Today is a day of national mourning back in The Netherlands: the first one in 52 years, after one of our longest serving monarchs died. The crash of the MH17 has shaken the world and taken 298 lives of which 193 Dutch ones. The tragedy during summer holidays means that whole families were wiped away with one press of a button.
A few weeks ago, we united in orange watching all 23 of our best footballers compete for the World Cup. Millions of us screamed at our screens in living rooms, pubs and communal greens: we witnessed men fly, score, win and finally succumb – only rise again to bronze glory.
United as we were in expectation, hope and celebration, this has been transformed into collective grief. 193 people: in a small country such as The Netherlands, it means you know someone who knows someone on that flight.
The reactionary outcry about politics and alliances has only been heard outside of the borders. The response from the Dutch government has been called careful and measured, with articles alluding to the country’s strong ties with Russia. Yes. True. Yet we have all seen the result of pointing guns, gung-ho sans evidence… Not that we have the guns…
Our allies with their own agendas seem keen to lend us a hand but they can’t make a move until we move. Is it surprising that The Netherlands is seemingly still? I imagine that the country in itself feels sixteen million times over that what I try to express, unscathed and a North Sea away. For them there is no war-mongering and terrorism threat on the front-pages: just shock and silence.

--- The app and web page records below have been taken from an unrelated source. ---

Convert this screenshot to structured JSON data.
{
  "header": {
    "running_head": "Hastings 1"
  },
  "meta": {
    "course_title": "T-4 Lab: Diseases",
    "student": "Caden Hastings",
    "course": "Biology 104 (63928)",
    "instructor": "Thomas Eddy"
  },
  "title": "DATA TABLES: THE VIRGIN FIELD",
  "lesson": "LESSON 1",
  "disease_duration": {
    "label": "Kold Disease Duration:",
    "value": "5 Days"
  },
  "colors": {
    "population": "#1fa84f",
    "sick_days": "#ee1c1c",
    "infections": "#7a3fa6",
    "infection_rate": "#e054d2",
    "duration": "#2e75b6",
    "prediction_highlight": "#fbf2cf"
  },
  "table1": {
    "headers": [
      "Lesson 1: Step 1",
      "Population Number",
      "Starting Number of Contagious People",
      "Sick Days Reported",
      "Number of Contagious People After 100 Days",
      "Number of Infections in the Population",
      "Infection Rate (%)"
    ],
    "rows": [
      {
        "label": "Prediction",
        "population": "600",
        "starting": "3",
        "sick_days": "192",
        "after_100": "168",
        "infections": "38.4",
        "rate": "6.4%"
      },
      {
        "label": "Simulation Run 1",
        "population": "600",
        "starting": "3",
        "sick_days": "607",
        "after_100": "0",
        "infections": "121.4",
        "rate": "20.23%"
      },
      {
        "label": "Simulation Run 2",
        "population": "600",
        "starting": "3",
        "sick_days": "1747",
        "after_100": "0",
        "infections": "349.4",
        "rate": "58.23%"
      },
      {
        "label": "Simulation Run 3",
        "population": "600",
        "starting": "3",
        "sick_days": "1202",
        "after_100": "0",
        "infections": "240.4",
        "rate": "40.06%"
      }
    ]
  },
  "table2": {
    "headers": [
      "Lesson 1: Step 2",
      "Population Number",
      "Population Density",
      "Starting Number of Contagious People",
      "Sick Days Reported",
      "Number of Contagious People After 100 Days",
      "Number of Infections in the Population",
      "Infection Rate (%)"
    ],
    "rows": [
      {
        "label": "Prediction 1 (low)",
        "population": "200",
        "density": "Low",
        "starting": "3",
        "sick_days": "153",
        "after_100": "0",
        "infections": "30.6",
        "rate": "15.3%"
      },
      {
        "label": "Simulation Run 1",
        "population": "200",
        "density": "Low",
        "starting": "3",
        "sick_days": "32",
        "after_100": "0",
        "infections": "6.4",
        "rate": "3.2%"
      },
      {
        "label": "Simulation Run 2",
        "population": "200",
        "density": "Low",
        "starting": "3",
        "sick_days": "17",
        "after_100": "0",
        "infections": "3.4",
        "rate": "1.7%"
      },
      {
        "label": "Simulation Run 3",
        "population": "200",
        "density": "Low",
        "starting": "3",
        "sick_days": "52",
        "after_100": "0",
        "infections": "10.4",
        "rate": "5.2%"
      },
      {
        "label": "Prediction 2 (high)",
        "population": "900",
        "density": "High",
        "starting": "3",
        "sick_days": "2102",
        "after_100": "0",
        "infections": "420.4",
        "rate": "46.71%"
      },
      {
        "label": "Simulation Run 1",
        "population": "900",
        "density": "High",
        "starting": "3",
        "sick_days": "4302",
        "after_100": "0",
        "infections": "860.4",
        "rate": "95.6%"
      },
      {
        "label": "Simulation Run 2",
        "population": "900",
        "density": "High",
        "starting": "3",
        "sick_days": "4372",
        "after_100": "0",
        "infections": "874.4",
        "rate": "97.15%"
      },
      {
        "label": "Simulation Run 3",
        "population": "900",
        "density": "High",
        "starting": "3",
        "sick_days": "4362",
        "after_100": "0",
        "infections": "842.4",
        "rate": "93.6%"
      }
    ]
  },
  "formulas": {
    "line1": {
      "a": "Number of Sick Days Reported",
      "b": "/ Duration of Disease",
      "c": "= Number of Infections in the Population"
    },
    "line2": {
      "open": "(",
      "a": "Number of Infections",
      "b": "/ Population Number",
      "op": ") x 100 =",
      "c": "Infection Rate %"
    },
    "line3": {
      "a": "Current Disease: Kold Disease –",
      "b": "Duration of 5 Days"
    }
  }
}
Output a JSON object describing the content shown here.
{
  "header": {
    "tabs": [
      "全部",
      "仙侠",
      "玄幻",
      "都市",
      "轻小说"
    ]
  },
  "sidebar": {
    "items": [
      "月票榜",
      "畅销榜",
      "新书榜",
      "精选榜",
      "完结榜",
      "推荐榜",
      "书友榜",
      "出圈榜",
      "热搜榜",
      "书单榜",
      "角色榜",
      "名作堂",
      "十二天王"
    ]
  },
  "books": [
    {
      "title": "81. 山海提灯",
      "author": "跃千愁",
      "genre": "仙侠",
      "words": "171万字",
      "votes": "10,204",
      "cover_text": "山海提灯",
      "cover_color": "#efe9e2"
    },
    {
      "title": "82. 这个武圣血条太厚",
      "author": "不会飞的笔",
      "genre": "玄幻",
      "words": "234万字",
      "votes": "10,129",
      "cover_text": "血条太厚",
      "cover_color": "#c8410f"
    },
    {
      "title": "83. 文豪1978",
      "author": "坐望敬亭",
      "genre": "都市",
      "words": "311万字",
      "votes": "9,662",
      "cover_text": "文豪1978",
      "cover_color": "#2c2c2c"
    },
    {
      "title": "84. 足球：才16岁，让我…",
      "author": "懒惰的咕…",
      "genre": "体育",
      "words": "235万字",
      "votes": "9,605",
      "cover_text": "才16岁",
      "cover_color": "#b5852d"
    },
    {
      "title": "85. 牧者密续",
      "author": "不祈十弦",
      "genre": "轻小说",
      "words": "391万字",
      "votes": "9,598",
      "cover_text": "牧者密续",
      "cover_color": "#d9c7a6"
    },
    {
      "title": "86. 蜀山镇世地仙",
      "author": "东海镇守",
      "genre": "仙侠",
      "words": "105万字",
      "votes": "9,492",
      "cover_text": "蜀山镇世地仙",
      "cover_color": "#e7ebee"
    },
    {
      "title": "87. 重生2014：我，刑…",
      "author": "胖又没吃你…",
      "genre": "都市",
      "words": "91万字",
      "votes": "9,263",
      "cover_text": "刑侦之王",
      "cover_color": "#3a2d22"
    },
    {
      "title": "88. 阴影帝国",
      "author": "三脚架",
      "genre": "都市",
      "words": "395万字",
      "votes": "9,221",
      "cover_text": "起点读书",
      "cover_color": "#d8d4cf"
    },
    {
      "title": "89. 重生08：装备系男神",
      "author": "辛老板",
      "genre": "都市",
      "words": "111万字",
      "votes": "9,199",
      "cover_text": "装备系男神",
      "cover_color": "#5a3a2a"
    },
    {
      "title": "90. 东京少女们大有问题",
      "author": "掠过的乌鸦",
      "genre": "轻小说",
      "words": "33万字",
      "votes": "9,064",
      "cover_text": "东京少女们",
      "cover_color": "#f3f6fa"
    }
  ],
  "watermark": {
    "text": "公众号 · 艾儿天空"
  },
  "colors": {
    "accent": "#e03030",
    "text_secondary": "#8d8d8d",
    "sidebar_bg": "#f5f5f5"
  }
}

Tomorrow evening I will land at the same airport that today welcomed back the first bodies of flight MH17. The timing is coincidental but at this time of national grief, I cannot think of a better place to be than home.